From the entries below, copy every line that holds the word "Wash".
-- Opening Marker --
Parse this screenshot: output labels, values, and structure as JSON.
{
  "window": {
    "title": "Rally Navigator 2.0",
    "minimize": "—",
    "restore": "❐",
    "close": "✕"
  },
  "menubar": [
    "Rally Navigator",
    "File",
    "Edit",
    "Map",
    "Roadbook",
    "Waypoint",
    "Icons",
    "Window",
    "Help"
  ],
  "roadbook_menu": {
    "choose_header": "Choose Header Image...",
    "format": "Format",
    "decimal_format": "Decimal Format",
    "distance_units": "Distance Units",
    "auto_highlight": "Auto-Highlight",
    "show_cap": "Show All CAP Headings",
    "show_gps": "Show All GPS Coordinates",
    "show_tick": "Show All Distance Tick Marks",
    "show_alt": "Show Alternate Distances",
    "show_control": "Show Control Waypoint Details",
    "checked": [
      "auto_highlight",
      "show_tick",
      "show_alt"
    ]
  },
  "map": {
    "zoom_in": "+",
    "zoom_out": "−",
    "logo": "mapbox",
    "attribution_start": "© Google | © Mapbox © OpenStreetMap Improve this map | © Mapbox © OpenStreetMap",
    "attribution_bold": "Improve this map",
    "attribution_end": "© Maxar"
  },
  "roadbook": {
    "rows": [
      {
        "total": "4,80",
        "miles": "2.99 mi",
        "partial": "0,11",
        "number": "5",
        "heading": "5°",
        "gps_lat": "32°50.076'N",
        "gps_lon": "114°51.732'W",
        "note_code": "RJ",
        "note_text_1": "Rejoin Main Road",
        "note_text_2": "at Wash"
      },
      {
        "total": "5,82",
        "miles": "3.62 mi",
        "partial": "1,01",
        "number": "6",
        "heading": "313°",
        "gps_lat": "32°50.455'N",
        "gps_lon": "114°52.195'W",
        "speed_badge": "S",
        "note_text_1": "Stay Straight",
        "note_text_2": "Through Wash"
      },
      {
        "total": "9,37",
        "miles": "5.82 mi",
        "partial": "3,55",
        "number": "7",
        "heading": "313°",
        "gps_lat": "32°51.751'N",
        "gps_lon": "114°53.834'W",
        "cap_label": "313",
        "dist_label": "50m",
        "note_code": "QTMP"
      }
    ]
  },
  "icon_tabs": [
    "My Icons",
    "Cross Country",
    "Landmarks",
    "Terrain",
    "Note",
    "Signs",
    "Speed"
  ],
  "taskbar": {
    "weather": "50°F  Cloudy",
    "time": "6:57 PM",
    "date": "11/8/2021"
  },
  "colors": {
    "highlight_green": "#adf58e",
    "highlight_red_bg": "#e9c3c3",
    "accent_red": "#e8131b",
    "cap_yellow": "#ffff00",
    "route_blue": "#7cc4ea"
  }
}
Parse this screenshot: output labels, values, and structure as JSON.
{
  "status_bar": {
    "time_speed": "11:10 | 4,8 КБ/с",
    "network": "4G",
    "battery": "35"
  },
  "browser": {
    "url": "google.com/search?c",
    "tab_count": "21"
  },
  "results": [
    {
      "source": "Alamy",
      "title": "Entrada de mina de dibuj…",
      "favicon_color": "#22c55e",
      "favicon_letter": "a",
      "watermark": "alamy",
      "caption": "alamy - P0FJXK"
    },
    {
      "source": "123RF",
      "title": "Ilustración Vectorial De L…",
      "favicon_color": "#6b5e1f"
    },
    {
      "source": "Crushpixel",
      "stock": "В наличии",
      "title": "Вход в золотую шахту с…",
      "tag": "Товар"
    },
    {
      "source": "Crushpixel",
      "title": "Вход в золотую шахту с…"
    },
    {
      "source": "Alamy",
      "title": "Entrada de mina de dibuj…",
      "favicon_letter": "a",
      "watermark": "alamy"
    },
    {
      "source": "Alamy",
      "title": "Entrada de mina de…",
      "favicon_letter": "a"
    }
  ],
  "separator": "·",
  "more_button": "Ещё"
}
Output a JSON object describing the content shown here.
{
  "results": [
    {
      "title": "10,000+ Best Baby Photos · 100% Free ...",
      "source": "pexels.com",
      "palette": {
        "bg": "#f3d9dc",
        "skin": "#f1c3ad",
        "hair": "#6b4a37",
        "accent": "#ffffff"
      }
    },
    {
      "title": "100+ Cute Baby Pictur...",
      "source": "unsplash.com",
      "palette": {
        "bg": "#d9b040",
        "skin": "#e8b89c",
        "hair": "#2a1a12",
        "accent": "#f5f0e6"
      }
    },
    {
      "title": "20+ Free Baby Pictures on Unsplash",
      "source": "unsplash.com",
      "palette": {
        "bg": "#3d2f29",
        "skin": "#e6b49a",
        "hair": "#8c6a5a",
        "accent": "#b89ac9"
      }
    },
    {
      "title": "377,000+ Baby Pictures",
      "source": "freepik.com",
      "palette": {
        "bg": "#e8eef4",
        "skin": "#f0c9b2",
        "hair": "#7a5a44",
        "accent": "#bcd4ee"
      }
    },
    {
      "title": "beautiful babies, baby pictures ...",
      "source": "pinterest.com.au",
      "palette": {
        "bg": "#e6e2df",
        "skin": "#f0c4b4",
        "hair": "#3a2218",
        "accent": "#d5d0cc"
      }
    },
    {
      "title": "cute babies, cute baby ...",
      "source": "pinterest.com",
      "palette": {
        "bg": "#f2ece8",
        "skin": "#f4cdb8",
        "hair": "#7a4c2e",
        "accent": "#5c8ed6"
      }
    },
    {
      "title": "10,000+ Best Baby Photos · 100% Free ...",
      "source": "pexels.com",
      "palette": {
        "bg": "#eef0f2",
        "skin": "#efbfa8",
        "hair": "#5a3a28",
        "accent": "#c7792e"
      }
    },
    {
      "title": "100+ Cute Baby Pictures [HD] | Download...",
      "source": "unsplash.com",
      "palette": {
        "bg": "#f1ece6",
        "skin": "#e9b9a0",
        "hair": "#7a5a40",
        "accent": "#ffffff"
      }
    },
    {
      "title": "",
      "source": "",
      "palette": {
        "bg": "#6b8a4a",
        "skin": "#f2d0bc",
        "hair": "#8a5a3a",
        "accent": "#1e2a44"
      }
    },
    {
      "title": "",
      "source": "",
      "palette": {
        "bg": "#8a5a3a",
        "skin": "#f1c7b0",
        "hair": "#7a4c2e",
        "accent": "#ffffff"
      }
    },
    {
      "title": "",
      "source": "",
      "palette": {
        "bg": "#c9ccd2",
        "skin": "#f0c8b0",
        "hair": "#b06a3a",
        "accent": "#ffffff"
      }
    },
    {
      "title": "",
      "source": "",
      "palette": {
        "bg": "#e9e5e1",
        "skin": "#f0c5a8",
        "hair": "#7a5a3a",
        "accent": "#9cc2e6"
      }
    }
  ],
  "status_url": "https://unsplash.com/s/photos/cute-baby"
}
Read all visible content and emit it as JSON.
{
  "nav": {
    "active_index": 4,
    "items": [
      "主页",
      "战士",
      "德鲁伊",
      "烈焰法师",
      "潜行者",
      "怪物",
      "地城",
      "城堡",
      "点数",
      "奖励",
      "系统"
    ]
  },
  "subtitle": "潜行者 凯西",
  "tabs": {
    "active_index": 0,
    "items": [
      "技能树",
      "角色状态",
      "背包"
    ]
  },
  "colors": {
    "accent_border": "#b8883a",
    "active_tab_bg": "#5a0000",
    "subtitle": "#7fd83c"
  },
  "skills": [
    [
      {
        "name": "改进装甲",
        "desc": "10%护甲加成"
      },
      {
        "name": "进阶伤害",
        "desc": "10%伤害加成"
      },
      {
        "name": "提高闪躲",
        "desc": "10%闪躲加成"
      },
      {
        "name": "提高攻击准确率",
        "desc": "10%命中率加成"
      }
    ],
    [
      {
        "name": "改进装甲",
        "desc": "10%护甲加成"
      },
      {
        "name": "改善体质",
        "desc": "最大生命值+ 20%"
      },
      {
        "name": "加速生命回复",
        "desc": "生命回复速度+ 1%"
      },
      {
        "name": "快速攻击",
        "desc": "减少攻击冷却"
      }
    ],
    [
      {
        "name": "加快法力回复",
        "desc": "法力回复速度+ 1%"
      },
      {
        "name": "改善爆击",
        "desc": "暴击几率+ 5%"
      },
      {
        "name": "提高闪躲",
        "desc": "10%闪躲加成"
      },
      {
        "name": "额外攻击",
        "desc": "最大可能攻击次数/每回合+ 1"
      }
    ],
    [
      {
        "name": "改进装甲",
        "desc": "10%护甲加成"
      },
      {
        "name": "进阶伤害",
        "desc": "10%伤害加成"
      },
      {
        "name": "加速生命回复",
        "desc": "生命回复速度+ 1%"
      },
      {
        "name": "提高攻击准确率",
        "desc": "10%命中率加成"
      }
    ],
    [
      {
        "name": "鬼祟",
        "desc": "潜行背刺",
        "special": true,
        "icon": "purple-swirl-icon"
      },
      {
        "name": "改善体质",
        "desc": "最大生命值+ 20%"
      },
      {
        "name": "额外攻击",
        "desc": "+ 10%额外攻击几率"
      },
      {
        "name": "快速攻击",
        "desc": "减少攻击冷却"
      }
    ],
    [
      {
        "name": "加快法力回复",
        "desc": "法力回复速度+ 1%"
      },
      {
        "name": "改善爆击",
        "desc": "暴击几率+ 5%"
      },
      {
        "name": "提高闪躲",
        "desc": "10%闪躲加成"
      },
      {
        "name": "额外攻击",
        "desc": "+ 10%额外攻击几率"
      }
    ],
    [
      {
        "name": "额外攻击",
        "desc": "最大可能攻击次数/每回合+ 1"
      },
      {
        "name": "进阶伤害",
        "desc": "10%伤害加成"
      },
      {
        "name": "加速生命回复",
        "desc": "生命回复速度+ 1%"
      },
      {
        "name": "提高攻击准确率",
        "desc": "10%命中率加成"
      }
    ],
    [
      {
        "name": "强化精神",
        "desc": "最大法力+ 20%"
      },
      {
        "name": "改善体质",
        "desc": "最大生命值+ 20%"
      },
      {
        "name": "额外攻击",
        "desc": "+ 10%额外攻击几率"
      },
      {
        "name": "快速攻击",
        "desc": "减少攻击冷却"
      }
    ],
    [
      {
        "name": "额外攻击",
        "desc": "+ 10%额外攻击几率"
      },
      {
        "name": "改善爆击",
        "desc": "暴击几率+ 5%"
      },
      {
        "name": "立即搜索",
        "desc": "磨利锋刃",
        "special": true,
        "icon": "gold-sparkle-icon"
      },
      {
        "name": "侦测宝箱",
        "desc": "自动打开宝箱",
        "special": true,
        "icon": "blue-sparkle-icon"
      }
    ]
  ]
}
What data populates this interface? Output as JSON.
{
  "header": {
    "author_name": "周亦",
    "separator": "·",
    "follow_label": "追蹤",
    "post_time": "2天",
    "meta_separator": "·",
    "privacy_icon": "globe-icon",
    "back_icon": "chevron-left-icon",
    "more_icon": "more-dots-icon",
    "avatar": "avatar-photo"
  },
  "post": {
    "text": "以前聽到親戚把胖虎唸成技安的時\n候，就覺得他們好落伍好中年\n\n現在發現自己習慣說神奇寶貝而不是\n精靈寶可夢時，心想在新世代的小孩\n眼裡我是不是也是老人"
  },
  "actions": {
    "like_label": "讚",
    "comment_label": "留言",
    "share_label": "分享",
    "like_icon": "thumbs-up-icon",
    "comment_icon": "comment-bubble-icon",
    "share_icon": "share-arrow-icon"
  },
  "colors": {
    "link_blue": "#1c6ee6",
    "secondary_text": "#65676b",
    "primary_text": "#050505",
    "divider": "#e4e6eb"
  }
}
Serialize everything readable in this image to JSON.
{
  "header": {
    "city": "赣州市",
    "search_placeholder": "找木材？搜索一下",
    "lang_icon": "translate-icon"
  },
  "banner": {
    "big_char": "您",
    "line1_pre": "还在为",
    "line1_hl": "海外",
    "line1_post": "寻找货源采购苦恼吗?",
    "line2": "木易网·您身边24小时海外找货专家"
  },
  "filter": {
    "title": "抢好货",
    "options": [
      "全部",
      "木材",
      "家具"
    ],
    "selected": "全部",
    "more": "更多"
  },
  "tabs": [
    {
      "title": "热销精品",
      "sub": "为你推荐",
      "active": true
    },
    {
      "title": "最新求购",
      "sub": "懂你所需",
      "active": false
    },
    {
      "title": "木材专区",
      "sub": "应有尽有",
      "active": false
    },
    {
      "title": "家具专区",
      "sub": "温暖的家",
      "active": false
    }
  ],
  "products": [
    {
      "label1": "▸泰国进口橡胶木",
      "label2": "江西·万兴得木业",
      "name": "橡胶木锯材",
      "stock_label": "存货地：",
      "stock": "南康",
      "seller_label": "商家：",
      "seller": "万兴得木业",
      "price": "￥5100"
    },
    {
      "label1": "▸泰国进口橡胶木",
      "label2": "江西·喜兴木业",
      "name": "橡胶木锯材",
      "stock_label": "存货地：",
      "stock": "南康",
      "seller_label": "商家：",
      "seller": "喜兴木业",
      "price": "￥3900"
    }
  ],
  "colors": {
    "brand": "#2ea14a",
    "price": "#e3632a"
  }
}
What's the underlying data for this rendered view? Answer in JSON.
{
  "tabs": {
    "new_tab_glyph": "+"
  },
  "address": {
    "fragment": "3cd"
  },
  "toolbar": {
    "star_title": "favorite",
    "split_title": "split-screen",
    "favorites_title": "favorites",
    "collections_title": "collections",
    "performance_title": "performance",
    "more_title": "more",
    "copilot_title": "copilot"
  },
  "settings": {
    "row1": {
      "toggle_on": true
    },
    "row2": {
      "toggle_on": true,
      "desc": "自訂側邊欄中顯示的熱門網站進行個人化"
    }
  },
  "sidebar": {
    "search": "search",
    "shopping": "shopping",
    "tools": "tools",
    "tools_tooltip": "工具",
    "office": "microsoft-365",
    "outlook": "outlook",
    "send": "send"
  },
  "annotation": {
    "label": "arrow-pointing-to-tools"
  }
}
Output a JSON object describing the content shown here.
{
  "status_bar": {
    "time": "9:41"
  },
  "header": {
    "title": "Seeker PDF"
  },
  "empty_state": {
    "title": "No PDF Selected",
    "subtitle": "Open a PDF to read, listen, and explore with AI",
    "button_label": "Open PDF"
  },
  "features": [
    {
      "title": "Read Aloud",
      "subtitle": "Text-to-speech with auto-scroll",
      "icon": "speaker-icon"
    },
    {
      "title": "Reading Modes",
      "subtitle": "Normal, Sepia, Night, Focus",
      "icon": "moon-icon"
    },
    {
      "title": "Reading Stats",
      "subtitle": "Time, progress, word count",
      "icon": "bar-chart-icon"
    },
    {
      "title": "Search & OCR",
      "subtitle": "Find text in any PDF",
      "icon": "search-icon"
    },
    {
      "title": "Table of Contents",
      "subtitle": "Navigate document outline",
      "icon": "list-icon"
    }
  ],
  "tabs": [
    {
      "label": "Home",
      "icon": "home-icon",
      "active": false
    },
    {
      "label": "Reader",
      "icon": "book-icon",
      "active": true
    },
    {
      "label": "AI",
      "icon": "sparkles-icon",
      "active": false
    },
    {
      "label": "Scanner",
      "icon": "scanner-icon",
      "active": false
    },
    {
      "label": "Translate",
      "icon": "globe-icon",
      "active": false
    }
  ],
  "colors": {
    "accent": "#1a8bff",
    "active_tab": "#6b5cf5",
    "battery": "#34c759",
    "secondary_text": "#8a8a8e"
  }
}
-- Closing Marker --
> **PROBLEM SOLUTION**
        "note_text_2": "at Wash"
        "note_text_2": "Through Wash"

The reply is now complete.